See also the CREDITS page for crediting of the source code.
Known DOSBox-X forks
DOSBox-X Emscripten port (runnable in a web browser) by Yksoft1
Significant changes are made in order to run efficiently within the web browser when compiled using LLVM/Emscripten. These significant changes require dropping some useful features (including the menus) but are required for performance.
URL: https://github.com/yksoft1/dosbox-x-vanilla-sdl/tree/emscripten (look for clone URL and use the emscripten branch)
DOSBox-X-App (for Windows and macOS) by emendelson

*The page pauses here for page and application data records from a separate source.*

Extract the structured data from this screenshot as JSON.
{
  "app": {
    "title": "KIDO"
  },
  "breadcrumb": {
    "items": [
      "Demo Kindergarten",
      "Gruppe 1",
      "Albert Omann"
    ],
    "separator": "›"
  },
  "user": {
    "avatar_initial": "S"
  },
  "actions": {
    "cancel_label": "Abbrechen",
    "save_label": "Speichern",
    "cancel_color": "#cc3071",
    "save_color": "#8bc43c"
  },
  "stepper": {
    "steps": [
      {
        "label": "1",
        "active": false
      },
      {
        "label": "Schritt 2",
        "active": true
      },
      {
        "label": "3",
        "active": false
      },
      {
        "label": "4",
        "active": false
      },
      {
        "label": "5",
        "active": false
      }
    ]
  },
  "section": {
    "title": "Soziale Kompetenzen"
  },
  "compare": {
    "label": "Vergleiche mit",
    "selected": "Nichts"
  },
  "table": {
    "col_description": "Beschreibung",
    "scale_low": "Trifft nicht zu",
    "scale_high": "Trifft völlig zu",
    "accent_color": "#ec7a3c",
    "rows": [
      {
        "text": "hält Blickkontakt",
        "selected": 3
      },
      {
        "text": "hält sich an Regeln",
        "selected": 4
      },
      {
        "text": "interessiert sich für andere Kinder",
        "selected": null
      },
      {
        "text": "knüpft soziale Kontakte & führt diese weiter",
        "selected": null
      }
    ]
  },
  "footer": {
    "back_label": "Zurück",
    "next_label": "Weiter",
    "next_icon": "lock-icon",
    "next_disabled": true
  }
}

DOSBox-X-App is a slightly customized version of DOSBox-X, combined with external programs and commands that make it easy to print and create PDFs from DOS applications. It is customized for use with applications, not games.

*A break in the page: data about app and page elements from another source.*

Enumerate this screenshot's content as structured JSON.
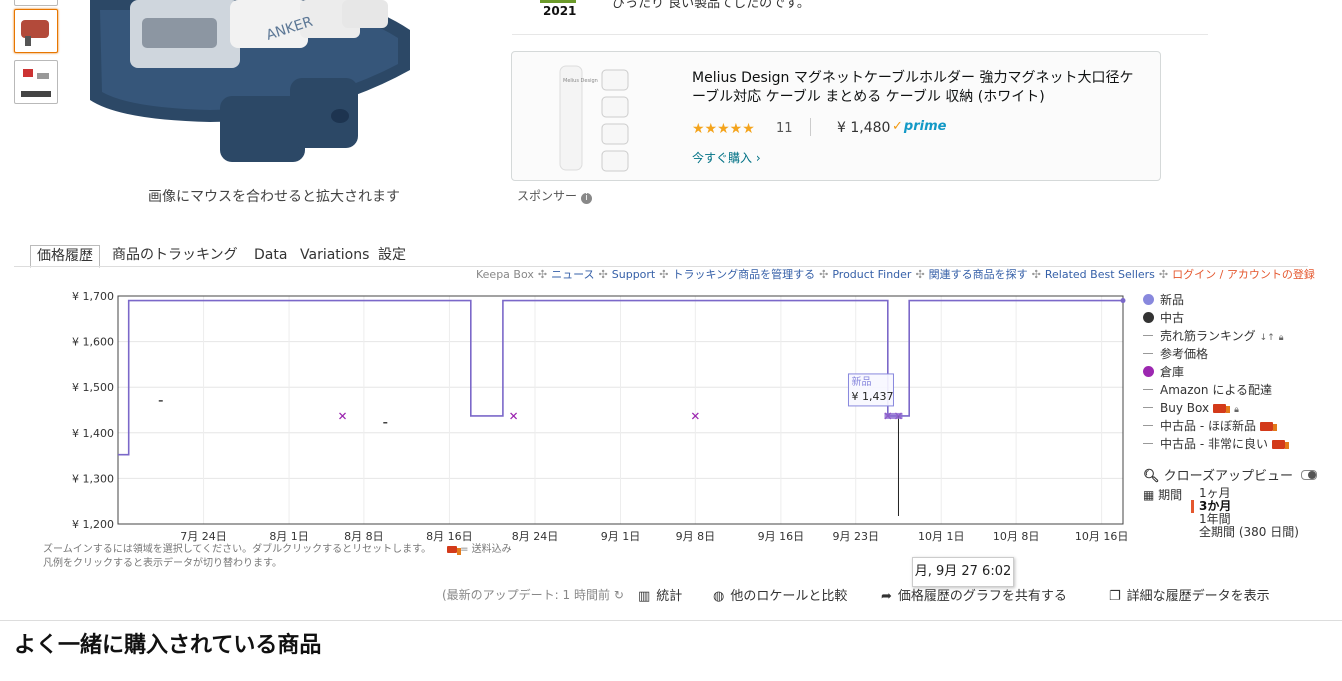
{
  "product_image": {
    "hint": "画像にマウスを合わせると拡大されます",
    "brand_on_image": "ANKER"
  },
  "award": {
    "year": "2021"
  },
  "top_text": "ぴったり 良い製品てしたのです。",
  "sponsored": {
    "title": "Melius Design マグネットケーブルホルダー 強力マグネット大口径ケーブル対応 ケーブル まとめる ケーブル 収納 (ホワイト)",
    "stars": "★★★★★",
    "rating_count": "11",
    "price": "¥ 1,480",
    "prime": "prime",
    "buy_now": "今すぐ購入 ›",
    "thumb_brand": "Melius Design",
    "label": "スポンサー"
  },
  "tabs": [
    {
      "label": "価格履歴"
    },
    {
      "label": "商品のトラッキング"
    },
    {
      "label": "Data"
    },
    {
      "label": "Variations"
    },
    {
      "label": "設定"
    }
  ],
  "links": {
    "keepa_box": "Keepa Box",
    "news": "ニュース",
    "support": "Support",
    "manage": "トラッキング商品を管理する",
    "finder": "Product Finder",
    "related": "関連する商品を探す",
    "best": "Related Best Sellers",
    "login": "ログイン / アカウントの登録"
  },
  "legend": {
    "new": "新品",
    "used": "中古",
    "sales_rank": "売れ筋ランキング",
    "list_price": "参考価格",
    "warehouse": "倉庫",
    "amazon_fba": "Amazon による配達",
    "buy_box": "Buy Box",
    "used_like_new": "中古品 - ほぼ新品",
    "used_very_good": "中古品 - 非常に良い",
    "colors": {
      "new": "#8888dd",
      "used": "#333333",
      "warehouse": "#9c27b0"
    }
  },
  "closeup": {
    "label": "クローズアップビュー"
  },
  "period": {
    "label": "期間",
    "options": [
      "1ヶ月",
      "3か月",
      "1年間",
      "全期間 (380 日間)"
    ],
    "selected": "3か月"
  },
  "zoom_hint": {
    "line1": "ズームインするには領域を選択してください。ダブルクリックするとリセットします。",
    "shipping_note": "= 送料込み",
    "line2": "凡例をクリックすると表示データが切り替わります。"
  },
  "tooltip": {
    "series": "新品",
    "value": "¥ 1,437",
    "time": "月, 9月 27 6:02"
  },
  "bottom_bar": {
    "last_update": "(最新のアップデート: 1 時間前",
    "stats": "統計",
    "compare": "他のロケールと比較",
    "share": "価格履歴のグラフを共有する",
    "detail": "詳細な履歴データを表示"
  },
  "section_title": "よく一緒に購入されている商品",
  "chart_data": {
    "type": "line",
    "title": "",
    "xlabel": "",
    "ylabel": "",
    "ylim": [
      1200,
      1700
    ],
    "yticks": [
      "¥ 1,700",
      "¥ 1,600",
      "¥ 1,500",
      "¥ 1,400",
      "¥ 1,300",
      "¥ 1,200"
    ],
    "ytick_values": [
      1700,
      1600,
      1500,
      1400,
      1300,
      1200
    ],
    "xdomain": [
      "2021-07-16",
      "2021-10-18"
    ],
    "xticks": [
      {
        "label": "7月 24日",
        "date": "2021-07-24"
      },
      {
        "label": "8月 1日",
        "date": "2021-08-01"
      },
      {
        "label": "8月 8日",
        "date": "2021-08-08"
      },
      {
        "label": "8月 16日",
        "date": "2021-08-16"
      },
      {
        "label": "8月 24日",
        "date": "2021-08-24"
      },
      {
        "label": "9月 1日",
        "date": "2021-09-01"
      },
      {
        "label": "9月 8日",
        "date": "2021-09-08"
      },
      {
        "label": "9月 16日",
        "date": "2021-09-16"
      },
      {
        "label": "9月 23日",
        "date": "2021-09-23"
      },
      {
        "label": "10月 1日",
        "date": "2021-10-01"
      },
      {
        "label": "10月 8日",
        "date": "2021-10-08"
      },
      {
        "label": "10月 16日",
        "date": "2021-10-16"
      }
    ],
    "grid": true,
    "series": [
      {
        "name": "新品",
        "color": "#7b68c9",
        "step": true,
        "points": [
          [
            "2021-07-16",
            1352
          ],
          [
            "2021-07-17",
            1352
          ],
          [
            "2021-07-17",
            1690
          ],
          [
            "2021-08-18",
            1690
          ],
          [
            "2021-08-18",
            1437
          ],
          [
            "2021-08-21",
            1437
          ],
          [
            "2021-08-21",
            1690
          ],
          [
            "2021-09-23",
            1690
          ],
          [
            "2021-09-26",
            1690
          ],
          [
            "2021-09-26",
            1437
          ],
          [
            "2021-09-28",
            1437
          ],
          [
            "2021-09-28",
            1690
          ],
          [
            "2021-10-18",
            1690
          ]
        ]
      },
      {
        "name": "倉庫",
        "color": "#9c27b0",
        "points": [
          [
            "2021-08-06",
            1437
          ],
          [
            "2021-08-22",
            1437
          ],
          [
            "2021-09-08",
            1437
          ],
          [
            "2021-09-26",
            1437
          ],
          [
            "2021-09-27",
            1437
          ]
        ]
      },
      {
        "name": "中古",
        "color": "#333333",
        "points": [
          [
            "2021-07-20",
            1470
          ],
          [
            "2021-08-10",
            1422
          ]
        ]
      }
    ],
    "hover": {
      "date": "2021-09-27",
      "value": 1437
    }
  }
}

DOSBoxWP (for WordPerfect for DOS) by emendelson
DOSBoxWP is a customized version of DOSBox-X targetted for users of WordPerfect for DOS.
URL (Windows): http://www.columbia.edu/~em36/wpdos/dosboxwp.html

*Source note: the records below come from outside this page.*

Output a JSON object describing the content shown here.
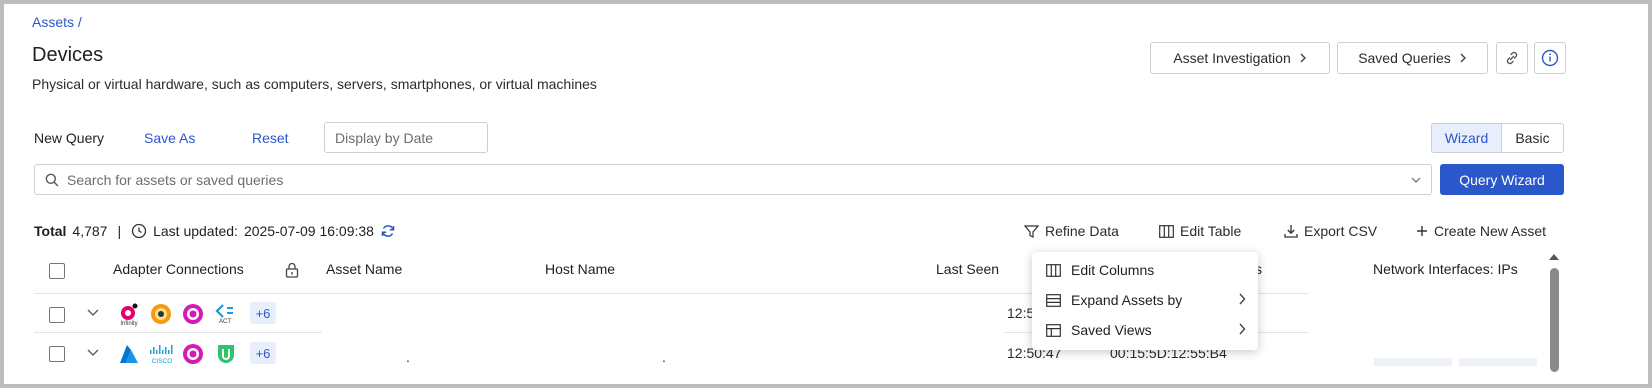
{
  "breadcrumb": "Assets /",
  "page": {
    "title": "Devices",
    "subtitle": "Physical or virtual hardware, such as computers, servers, smartphones, or virtual machines"
  },
  "header_buttons": {
    "asset_investigation": "Asset Investigation",
    "saved_queries": "Saved Queries"
  },
  "query_toolbar": {
    "new_query": "New Query",
    "save_as": "Save As",
    "reset": "Reset",
    "date_placeholder": "Display by Date",
    "mode_wizard": "Wizard",
    "mode_basic": "Basic",
    "active_mode": "Wizard"
  },
  "search": {
    "placeholder": "Search for assets or saved queries",
    "wizard_button": "Query Wizard"
  },
  "status": {
    "total_label": "Total",
    "total_count": "4,787",
    "separator": "|",
    "last_updated_label": "Last updated:",
    "last_updated_value": "2025-07-09 16:09:38"
  },
  "actions": {
    "refine": "Refine Data",
    "edit_table": "Edit Table",
    "export_csv": "Export CSV",
    "create_asset": "Create New Asset"
  },
  "table": {
    "columns": {
      "adapters": "Adapter Connections",
      "asset_name": "Asset Name",
      "host_name": "Host Name",
      "last_seen": "Last Seen",
      "mac_partial": "s",
      "ips": "Network Interfaces: IPs"
    },
    "rows": [
      {
        "adapters": [
          "infinity-logo",
          "sun-logo",
          "pink-ring-logo",
          "act-logo"
        ],
        "adapter_caption_1": "Infinity",
        "adapter_caption_4": "ACT",
        "more": "+6",
        "asset_name": "",
        "host_name": "",
        "last_seen": "12:5",
        "mac": ""
      },
      {
        "adapters": [
          "azure-logo",
          "cisco-logo",
          "pink-ring-logo",
          "green-shield-logo"
        ],
        "more": "+6",
        "asset_name": ".",
        "host_name": ".",
        "last_seen": "12:50:47",
        "mac": "00:15:5D:12:55:B4"
      }
    ]
  },
  "dropdown_menu": {
    "items": [
      {
        "label": "Edit Columns"
      },
      {
        "label": "Expand Assets by"
      },
      {
        "label": "Saved Views"
      }
    ]
  },
  "colors": {
    "accent": "#2a57c9",
    "border": "#cfcfcf",
    "text": "#1f1f1f"
  }
}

URL (macOS): http://www.columbia.edu/~em36/wpdos/wpdosboxmac.html
Win31DOSBox (Windows 3.1 for 64-bit Windows) by emendelson
Win31DOSBox aims to be an easy method of running Windows 3.x software for 64-bit Windows systems. The system uses a custom build of DOSBox-X when running Windows 3.1x.
Support for international language translations and keyboard layouts
DOSBox-X displays English as the default language, and uses the U.S. code page (437) by default, just like DOSBox.
All messages displayed by DOSBox-X are in English with the default setting. DOSBox-X does support the feature to change the display messages with the use of language files. The language files control all visible output of the internal commands and the internal DOS, as well as the text in DOSBox-X's drop-down menus. If you are a speaker of a non-English language, you are encouraged to create additional language files for use with DOSBox-X by translating messages in DOSBox-X to your language. Other DOSBox-X users can also use these language files for DOSBox-X to display messages in such languages. There are several language files available in the DOSBox-X repository, e.g.:
Chinese (Simplified) language file: contrib/translations/zh/zh_CN.lng
Chinese (Traditional) language file: contrib/translations/zh/zh_TW.lng
French language file: contrib/translations/fr/fr_FR.lng
Japanese language file: contrib/translations/ja/ja_JP.lng
Portuguese (Brazilian) language file: contrib/translations/pt/pt_BR.lng
Spanish language file: contrib/translations/es/es_ES.lng
Turkish language file: contrib/translations/tr/tr_TR.lng
The fact that DOSBox-X was developed around the U.S. keyboard layout is primarily due to limitations around the SDL1 library which provides input handling. As such when using the SDL1 version and a non-US keyboard, DOSBox-X automatically uses scancodes with the default setting to work around keyboard layout issues. Scancodes are not needed when using non-US keyboard layouts in the SDL2 version. If you find that a keyboard layout is not yet supported by DOSBox-X, in order to add additional layouts for use with DOSBox-X, please see file README.keyboard-layout-handling on how to do so as a developer.
For further information on international support and regional settings of DOSBox-X, such as steps to create DOSBox-X language files or use external keyboard files in DOSBox-X, as well as support for the Euro symbol and country-specific date and time formats, please look at the guide Regional settings in DOSBox-X in the DOSBox-X Wiki. For more information on East Asian (Chinese/Japanese/Korean) language support, see the East Asian language and system support guide page.